Beguiling Ideas for ‘Gifts to Natives’
Some years ago, while on assignment for National Geographic, I spent time with an expense account log that made me smile. Among the costs to be noted was Gifts to Natives.
I envisioned other writers bartering with Masai chiefs or Eskimo families. I wondered how many photos had been shot in exchange for how many pens or mirrors or Cherry Cokes; how many nights’ shelter had been paid for in cowrie shells or peacock plumes or chocolate bars.
During five U.S. assignments for that magazine, I made only one entry in that category. A grizzled codger who, I was told, knew the secrets of life on the California Delta, would not allow me to board his faded galleon home unless I’d sweeten the interview with an offering of Myers’ Rum. I wrote off a pint under Gifts to Natives.
What to Take?
The phrase still flits through my mind when I travel. What do you take as gifts to people in other lands or other states? What are off-beat and packable notions?
A practical approach is to learn about the duties and taxes of the country you’ll visit. Cigarettes and alcohol may be prized items (such as in the Scandinavian countries and Japan), and you can purchase them duty-free at an airport shop as you depart.
Photo books of national parks or your home city make nice gifts if you’re going to be a house guest or honored at a party. Sets of linen napkins are welcome in lands where tea is a daily tradition. Paper products--including an assortment of cards and gift wrap--have proved a hit in South American cities. Browse the endless gadgetry of a Brookstone shop if you’re stumped for ideas. That’s where I bought a dibble for a chap who did not have one.
If you are visiting Americans abroad, think what they are missing. I brought tears to the eyes of a friend stationed in England by carrying cans of chili peppers and a hot-off-the-press recipe collection called “The Salsa Book” by Jacqueline Higuera McMahan.
Buttons and Badges
Buttons, badges and T-shirts are popular, and the more timely the better. I had an extra sky-blue Expo 86 lapel button from a preview of the fairgrounds in Vancouver. I gave it to an Aussie who admired the one I wore.
My current favorite travel gifts are brightly colored, enamel pins commemorating the 70th birthday of the San Diego Zoo. They come six for $12 at the Zoo’s gift shop--or you can get a different one free (while they last) with admission during the six-month celebration. Hugging the No. 70 are a koala, tiger, giraffe, flamingo, toucan or black mamba.
I have pinned an assortment of these inside my tote bag to share with old friends and new. Children like to pick a creature.

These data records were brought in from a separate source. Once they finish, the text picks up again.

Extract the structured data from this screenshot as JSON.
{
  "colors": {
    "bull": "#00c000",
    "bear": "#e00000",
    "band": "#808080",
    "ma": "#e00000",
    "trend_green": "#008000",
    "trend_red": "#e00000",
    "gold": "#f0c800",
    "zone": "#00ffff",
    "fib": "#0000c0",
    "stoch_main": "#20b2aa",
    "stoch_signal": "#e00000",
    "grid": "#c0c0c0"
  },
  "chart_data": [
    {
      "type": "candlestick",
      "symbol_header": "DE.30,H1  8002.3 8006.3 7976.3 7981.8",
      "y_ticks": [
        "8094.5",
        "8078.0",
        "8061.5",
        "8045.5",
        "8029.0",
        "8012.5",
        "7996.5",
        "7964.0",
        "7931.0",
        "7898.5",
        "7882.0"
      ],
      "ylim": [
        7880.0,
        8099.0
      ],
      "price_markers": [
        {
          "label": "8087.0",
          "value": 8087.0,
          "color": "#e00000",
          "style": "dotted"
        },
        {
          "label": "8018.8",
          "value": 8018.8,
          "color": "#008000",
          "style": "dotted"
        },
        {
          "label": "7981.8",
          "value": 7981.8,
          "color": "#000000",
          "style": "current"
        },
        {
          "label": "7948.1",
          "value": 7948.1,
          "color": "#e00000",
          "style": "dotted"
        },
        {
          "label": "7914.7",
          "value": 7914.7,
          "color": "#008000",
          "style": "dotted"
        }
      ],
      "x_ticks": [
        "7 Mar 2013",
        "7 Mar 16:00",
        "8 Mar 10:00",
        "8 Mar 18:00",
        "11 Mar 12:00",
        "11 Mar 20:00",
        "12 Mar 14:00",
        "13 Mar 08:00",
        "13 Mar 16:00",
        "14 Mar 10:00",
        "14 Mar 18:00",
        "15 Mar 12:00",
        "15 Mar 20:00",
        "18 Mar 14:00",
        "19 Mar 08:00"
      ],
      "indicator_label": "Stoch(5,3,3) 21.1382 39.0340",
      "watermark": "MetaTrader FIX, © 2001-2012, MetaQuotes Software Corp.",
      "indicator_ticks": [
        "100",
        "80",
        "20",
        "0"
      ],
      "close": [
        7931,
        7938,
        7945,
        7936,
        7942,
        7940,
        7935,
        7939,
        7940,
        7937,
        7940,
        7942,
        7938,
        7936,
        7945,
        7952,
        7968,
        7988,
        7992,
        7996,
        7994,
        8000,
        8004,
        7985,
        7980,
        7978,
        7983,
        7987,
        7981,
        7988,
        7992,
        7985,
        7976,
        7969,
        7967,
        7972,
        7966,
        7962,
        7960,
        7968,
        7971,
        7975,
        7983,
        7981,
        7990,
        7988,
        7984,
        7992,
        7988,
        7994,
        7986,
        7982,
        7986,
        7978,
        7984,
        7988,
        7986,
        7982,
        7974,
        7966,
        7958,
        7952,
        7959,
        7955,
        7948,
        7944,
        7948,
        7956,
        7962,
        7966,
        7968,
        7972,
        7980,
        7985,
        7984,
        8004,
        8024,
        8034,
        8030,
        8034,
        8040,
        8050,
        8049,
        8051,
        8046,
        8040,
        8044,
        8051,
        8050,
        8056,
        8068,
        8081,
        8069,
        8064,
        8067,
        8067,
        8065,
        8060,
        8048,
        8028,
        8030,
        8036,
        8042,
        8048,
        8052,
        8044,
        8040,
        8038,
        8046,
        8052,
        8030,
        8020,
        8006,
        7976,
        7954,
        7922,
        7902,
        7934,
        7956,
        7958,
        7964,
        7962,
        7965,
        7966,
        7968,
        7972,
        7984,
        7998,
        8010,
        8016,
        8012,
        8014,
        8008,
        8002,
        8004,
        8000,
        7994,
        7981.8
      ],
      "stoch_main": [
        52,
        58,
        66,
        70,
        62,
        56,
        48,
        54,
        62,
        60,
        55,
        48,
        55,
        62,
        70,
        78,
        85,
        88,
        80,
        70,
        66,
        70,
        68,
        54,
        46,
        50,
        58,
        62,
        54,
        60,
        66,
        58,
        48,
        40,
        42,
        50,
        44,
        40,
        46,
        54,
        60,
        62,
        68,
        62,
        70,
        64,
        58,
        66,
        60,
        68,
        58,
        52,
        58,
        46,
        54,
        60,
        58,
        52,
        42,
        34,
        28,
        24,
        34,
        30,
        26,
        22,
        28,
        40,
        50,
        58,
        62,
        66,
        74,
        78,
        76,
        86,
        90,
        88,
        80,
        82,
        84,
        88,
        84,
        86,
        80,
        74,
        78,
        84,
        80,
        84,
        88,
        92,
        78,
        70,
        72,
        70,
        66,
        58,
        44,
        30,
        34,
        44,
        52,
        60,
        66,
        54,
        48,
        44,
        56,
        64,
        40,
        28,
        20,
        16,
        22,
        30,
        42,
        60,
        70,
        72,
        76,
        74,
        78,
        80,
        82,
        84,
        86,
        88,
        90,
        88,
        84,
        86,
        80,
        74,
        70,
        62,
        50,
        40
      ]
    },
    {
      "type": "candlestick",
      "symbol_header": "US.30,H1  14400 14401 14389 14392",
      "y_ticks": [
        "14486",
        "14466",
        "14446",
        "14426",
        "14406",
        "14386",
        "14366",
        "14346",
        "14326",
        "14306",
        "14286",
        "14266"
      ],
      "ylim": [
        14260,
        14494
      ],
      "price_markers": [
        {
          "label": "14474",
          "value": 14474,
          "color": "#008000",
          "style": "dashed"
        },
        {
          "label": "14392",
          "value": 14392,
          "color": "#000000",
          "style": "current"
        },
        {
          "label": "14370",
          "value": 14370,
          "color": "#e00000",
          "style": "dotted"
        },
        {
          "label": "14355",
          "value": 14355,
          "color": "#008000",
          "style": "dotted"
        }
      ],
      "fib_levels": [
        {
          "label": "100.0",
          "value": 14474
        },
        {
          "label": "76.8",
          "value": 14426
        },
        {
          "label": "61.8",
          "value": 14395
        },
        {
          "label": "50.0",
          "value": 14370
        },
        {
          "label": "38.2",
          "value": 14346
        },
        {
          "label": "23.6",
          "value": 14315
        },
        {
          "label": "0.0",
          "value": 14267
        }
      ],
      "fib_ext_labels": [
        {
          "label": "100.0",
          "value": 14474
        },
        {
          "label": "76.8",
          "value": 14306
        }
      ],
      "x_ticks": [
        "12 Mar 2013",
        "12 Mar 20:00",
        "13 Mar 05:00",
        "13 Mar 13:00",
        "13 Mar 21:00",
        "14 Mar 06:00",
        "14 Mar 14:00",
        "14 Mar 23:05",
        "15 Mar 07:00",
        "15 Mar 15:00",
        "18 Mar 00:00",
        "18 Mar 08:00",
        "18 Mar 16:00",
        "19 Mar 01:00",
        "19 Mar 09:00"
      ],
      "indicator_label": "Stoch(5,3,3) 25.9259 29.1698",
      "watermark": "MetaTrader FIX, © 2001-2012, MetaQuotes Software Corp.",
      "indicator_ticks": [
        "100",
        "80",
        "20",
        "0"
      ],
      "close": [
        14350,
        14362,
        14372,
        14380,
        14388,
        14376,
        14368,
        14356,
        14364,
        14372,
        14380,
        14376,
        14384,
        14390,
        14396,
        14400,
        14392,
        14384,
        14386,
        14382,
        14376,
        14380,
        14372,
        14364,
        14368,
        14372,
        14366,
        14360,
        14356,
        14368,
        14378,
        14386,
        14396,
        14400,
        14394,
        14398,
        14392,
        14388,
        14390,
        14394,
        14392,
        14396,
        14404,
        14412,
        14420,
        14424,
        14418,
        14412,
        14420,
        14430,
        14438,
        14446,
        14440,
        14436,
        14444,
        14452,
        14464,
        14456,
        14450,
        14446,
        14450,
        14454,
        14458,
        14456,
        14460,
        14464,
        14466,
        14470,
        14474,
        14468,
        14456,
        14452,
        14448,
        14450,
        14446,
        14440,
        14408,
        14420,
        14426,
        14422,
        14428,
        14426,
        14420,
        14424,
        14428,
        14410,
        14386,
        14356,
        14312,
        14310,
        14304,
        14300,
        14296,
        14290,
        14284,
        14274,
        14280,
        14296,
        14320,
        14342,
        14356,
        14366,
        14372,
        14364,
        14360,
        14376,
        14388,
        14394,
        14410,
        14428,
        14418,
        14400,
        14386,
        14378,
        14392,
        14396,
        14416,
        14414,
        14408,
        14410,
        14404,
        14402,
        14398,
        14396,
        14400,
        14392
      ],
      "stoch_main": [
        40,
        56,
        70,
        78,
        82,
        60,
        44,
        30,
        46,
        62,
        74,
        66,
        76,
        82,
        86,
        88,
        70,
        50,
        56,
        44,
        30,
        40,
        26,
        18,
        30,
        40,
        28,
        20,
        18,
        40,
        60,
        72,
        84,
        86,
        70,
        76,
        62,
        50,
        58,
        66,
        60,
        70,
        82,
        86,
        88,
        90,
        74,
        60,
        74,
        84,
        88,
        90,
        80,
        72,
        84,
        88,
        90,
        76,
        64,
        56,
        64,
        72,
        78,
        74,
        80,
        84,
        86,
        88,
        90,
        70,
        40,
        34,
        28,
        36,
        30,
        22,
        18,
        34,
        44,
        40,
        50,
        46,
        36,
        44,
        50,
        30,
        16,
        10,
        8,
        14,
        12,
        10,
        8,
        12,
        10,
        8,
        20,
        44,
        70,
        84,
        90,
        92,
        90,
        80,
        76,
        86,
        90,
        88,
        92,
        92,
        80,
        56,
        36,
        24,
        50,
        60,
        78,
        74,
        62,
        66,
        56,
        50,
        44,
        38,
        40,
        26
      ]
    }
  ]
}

Travel gifts are welcome in the graduation season. I know a woman who, last May at 82, offered her granddaughter a week’s cruise in the Caribbean. The only catch was that grandmother would go along. Though she had traveled a lot in this country, it meant getting her first passport.
Both reported having fun. The graduate learned to scuba dive and spent hours by the pool with young travelers. The grandmother learned new dance steps and spent hours at the bridge table and at lectures.
This week she phoned in high glee: “Now that I have a passport, I’ve booked a summer trip to Hawaii.”
I would not dream of mentioning statehood.